Loofah is also spelled luffa or lufa. It is a member of the Cucurbitaceae family which includes pumpkins and cucumbers. Loofah fruit is processed after harvesting to produce the common loofah sponge. It has been cultivated for hundreds of years. The loofah plant produces annual vines over 12-feet long. The plant is cold-sensitive and requires a very long growing season in order to mature into a dried sponge. Loofah seeds have slow sprouting times and resent transplanting. Loofahs are heavy feeders and require fertile soil to thrive. They also need a strong support system like a fence or trellis.

Step 1

Allow the loofah fruit to vine ripen. Towards the end of summer the mature loofah fruits will loose weight. Their skin turns yellow or brown as they mature.

Step 2

Cut the loofahs off the vines with a sharp knife once a hard frost kills the loofah plants. Once the plants die, the loofahs stop maturing.

Step 3

Remove the loofah plants from the planting area. Add the dead loofah plants to your compost pile. By removing plant debris, you eliminate insect hiding places and plant disease hosts.

Step 4

Lay the loofah fruits out to dry in a warm area with low humidity. Turn the fruit every couple of days.

Step 5

Check the loofah fruit every couple of days by shaking them. If you hear the seeds rattling inside, then the loofahs are ready to be processed into sponges.

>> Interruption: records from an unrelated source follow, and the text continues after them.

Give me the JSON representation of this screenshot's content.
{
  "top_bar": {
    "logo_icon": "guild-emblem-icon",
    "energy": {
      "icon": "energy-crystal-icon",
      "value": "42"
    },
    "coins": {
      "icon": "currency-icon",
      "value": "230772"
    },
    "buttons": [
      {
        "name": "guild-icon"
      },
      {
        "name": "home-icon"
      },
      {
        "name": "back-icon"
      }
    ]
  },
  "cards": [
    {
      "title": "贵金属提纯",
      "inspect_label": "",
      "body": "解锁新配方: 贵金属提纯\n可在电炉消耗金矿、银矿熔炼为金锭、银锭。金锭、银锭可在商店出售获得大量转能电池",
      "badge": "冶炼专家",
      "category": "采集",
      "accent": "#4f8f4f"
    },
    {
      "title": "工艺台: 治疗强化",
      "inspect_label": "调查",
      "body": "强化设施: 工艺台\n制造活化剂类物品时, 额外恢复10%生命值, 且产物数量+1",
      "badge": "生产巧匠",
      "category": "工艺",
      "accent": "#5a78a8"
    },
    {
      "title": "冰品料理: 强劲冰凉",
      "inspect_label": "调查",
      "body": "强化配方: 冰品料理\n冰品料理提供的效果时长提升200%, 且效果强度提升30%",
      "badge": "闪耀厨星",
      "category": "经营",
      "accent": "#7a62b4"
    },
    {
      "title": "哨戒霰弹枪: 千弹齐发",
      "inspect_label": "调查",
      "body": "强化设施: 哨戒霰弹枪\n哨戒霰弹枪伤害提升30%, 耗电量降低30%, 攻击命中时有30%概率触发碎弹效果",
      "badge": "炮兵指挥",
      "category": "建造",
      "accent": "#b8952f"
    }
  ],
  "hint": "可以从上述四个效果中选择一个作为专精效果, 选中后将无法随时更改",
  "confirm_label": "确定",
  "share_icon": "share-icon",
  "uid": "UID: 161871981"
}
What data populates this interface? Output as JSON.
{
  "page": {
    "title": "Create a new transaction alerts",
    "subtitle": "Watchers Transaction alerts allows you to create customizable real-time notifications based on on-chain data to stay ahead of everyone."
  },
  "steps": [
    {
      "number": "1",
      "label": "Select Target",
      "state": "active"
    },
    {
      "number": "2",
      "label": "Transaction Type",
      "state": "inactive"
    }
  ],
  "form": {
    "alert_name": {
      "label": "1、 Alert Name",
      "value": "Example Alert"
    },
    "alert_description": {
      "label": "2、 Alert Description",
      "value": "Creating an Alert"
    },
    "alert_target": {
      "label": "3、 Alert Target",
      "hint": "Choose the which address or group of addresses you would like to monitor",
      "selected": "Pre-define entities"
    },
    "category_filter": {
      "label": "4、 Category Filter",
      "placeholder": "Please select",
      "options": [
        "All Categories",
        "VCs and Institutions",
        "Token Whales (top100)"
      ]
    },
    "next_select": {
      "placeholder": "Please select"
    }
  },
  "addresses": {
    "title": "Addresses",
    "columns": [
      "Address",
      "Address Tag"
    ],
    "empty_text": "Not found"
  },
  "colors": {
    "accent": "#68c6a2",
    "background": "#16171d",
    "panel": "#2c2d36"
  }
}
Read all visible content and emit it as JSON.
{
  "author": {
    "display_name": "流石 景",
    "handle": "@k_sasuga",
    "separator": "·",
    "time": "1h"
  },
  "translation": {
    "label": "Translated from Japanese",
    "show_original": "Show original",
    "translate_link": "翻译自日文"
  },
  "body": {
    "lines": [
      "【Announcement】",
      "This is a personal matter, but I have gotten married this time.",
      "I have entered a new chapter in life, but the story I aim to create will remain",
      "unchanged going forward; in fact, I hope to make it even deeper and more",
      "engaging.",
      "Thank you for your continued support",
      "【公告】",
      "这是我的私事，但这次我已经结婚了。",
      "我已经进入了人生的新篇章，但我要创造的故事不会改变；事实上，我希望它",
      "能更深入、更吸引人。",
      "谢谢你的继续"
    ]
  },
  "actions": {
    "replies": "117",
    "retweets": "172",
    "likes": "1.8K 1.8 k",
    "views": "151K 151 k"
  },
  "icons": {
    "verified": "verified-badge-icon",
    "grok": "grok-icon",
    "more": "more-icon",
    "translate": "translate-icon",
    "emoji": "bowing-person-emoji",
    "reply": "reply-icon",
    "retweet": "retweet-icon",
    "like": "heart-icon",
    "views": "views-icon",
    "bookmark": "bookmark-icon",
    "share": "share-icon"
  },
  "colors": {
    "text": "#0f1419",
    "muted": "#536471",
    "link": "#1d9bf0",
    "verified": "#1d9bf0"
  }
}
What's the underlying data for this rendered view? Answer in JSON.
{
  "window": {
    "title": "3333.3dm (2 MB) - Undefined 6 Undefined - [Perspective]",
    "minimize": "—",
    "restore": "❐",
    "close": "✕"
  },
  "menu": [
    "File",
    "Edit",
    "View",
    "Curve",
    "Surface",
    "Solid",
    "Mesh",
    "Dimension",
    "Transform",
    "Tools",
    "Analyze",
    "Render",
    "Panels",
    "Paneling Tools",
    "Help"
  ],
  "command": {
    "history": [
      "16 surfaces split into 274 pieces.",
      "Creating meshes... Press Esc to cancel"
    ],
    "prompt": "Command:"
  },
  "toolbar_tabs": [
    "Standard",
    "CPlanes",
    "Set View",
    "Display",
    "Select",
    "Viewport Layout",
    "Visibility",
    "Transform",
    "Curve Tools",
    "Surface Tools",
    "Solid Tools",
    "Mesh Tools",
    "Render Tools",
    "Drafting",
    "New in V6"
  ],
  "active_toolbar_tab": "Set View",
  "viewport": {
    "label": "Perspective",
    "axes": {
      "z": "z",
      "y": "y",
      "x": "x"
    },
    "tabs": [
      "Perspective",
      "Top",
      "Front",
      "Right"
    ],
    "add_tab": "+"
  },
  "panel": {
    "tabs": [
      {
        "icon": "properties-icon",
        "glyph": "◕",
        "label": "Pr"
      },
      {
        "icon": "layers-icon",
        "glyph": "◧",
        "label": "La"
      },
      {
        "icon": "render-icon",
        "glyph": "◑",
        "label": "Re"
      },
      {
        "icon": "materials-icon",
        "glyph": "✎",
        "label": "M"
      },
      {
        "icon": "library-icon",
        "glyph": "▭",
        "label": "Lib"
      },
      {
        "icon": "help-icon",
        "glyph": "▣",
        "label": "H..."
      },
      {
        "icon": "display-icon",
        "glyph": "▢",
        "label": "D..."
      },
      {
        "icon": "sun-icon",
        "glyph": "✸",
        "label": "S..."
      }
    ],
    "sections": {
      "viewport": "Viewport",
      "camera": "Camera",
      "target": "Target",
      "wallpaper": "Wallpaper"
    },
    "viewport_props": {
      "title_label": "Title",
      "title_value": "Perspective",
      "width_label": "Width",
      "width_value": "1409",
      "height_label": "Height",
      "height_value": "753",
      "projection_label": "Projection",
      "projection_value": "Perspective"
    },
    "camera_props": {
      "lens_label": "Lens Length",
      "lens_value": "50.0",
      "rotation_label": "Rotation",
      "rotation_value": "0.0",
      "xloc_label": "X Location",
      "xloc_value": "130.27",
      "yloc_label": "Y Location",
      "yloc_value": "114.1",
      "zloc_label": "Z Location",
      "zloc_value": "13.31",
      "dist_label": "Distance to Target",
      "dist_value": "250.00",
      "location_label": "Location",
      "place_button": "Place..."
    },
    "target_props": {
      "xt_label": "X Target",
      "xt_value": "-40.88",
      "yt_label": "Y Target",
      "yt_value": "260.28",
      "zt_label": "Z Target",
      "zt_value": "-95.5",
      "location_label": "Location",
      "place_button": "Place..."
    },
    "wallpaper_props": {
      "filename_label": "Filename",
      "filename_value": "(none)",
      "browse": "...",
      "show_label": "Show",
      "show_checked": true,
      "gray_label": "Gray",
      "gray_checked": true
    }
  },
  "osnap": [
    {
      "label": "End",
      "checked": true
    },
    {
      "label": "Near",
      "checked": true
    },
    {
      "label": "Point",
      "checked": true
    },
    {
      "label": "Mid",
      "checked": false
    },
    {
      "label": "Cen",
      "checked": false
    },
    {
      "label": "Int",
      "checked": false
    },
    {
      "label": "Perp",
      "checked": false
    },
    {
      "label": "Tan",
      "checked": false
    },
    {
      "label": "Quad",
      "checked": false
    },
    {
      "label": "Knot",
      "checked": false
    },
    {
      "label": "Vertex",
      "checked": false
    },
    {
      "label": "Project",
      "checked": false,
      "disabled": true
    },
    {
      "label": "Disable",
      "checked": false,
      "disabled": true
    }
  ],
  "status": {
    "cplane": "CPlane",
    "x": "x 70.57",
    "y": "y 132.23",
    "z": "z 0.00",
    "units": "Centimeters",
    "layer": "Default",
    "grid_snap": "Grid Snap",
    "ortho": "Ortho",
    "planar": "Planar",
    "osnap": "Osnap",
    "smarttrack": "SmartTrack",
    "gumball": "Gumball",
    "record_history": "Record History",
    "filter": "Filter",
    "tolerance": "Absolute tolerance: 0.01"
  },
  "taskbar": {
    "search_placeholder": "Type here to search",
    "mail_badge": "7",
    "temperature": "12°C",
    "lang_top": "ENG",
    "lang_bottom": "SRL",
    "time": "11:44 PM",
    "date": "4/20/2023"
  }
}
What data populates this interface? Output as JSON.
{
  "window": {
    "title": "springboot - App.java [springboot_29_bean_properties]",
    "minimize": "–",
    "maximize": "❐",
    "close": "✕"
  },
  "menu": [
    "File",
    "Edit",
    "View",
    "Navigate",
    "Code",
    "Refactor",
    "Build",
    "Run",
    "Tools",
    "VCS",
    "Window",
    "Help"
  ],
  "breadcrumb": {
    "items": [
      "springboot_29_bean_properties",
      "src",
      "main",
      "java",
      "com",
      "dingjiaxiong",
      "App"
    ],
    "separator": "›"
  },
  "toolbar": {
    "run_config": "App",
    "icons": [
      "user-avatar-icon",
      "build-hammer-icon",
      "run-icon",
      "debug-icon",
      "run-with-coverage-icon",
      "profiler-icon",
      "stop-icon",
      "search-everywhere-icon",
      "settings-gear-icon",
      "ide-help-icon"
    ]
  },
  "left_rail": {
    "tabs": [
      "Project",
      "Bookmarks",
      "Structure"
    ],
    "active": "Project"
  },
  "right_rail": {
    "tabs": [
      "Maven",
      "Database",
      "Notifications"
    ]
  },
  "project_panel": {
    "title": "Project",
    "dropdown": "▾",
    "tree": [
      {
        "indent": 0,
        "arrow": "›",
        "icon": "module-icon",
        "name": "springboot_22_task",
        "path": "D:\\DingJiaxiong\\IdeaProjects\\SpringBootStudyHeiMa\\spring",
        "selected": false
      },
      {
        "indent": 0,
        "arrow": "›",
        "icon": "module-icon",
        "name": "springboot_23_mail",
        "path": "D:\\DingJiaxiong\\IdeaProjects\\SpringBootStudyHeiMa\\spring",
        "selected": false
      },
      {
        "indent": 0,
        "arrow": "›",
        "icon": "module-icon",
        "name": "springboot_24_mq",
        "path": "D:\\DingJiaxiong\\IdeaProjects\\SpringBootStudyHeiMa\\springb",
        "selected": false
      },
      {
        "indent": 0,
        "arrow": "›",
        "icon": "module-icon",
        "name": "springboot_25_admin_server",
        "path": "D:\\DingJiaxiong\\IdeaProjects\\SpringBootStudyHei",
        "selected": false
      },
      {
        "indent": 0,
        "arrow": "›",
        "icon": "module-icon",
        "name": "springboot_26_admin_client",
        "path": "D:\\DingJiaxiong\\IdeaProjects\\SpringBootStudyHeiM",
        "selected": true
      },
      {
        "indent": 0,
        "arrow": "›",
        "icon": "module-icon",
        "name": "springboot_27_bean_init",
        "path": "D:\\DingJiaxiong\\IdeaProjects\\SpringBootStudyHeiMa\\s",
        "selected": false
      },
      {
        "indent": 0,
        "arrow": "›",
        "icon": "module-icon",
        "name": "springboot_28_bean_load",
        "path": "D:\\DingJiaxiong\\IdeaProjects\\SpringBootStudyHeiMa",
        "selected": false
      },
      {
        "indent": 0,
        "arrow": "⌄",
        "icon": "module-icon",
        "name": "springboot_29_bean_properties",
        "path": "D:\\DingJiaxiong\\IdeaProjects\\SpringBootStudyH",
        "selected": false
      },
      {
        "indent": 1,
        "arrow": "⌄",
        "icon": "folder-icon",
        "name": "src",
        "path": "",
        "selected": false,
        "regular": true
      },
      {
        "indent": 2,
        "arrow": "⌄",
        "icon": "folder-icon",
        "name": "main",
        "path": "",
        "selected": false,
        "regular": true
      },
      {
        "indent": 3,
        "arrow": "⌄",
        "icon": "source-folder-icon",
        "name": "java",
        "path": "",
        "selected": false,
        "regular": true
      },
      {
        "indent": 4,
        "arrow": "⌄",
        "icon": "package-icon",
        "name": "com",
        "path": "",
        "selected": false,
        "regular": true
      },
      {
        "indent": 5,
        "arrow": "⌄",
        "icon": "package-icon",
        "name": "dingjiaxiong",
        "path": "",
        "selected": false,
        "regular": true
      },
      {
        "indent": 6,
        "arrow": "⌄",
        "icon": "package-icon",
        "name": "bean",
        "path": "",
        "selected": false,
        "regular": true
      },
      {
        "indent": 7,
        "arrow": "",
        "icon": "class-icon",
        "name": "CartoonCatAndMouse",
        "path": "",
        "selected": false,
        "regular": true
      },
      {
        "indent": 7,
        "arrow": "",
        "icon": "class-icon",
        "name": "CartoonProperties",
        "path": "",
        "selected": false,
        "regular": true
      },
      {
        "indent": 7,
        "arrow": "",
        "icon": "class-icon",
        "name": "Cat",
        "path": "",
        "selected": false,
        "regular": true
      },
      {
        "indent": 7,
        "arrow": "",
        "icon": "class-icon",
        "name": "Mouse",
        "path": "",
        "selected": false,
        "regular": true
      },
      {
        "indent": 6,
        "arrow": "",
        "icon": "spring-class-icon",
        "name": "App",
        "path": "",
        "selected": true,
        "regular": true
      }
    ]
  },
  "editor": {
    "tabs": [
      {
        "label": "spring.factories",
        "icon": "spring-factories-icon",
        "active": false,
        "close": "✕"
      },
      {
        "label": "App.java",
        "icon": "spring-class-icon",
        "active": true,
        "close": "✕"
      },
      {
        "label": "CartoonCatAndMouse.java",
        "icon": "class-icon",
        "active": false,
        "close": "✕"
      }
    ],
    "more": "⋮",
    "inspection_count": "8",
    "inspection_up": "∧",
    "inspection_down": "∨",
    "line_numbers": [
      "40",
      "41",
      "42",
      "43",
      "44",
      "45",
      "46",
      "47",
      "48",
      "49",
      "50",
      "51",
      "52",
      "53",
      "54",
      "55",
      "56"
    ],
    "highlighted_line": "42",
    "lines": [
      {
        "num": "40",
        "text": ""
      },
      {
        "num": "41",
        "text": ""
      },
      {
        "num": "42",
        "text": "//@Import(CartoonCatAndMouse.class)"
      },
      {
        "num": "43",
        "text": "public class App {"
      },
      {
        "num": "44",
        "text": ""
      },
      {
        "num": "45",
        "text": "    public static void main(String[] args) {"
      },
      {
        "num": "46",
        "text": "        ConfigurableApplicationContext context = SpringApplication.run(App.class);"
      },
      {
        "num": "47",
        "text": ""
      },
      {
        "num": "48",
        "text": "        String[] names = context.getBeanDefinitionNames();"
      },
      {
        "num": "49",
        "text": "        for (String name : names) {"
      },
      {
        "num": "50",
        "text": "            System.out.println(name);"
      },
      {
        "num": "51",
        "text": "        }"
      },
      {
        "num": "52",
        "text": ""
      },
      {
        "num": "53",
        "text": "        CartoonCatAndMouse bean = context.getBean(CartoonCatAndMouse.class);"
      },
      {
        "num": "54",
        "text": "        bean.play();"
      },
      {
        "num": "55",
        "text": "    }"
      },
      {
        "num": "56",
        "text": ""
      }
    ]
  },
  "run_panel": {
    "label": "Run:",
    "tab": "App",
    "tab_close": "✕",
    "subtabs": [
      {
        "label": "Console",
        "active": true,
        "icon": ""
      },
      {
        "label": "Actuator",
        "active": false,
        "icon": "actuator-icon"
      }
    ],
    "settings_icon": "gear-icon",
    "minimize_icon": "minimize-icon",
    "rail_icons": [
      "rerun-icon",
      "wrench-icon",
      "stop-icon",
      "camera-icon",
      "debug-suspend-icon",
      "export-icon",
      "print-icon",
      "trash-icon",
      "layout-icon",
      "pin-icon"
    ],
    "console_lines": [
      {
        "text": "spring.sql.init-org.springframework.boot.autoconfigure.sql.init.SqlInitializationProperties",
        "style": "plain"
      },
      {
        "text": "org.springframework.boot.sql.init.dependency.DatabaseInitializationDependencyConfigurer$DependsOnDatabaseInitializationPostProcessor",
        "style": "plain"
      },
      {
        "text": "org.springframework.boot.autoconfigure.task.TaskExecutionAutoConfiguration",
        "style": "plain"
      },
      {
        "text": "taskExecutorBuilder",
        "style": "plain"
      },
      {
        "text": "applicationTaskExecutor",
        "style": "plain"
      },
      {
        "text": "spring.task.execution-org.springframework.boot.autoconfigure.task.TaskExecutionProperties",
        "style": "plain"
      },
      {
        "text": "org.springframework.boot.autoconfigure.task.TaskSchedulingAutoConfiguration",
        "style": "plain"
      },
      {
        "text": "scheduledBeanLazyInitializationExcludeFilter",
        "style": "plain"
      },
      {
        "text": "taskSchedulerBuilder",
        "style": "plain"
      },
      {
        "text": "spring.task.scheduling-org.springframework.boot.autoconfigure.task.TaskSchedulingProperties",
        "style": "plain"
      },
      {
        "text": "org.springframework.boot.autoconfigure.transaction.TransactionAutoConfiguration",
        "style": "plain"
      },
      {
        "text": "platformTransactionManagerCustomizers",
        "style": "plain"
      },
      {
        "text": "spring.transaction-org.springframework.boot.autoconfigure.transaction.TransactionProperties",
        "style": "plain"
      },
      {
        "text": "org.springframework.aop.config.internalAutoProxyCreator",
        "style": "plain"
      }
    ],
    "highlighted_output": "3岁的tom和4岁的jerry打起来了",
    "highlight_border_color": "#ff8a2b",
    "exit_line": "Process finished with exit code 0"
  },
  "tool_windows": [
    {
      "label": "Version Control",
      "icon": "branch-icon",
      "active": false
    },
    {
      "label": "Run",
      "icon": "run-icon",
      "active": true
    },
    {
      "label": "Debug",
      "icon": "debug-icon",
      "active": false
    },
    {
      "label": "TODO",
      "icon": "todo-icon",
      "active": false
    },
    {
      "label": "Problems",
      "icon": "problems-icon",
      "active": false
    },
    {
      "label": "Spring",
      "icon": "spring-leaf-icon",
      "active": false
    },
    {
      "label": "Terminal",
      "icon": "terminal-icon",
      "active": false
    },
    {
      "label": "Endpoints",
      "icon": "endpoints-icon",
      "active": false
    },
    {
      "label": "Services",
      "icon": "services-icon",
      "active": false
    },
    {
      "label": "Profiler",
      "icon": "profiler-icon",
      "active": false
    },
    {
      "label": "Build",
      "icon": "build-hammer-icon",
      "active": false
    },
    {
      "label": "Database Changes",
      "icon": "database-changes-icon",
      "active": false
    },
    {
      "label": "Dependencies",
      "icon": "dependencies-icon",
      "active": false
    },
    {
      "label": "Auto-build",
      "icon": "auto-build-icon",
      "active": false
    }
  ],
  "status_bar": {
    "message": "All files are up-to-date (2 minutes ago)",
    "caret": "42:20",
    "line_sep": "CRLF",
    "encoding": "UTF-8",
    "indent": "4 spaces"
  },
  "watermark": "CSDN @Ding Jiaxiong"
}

Tips and Warnings

  • Keep loofah fruit off the ground. If it develops rotten spots or holes, throw the fruit out. Loofah fruits can weight up to 3 lbs. so needs to be supported off the ground.

Things You'll Need

  • Loofah vines with fruit
  • Sharp knife

References

  • Texas A&M University Extension (PDF)
  • Purdue University Extension
Keywords: loofah, harvest loofah plant, harvest loofah sponges

About this Author

Karen Carter has spent the last three years working as a technology specialist in the public school system. This position included hardware/software installation, customer support, and writing training manuals. She also spent four years as a newspaper editor/reporter at the Willapa Harbor Herald.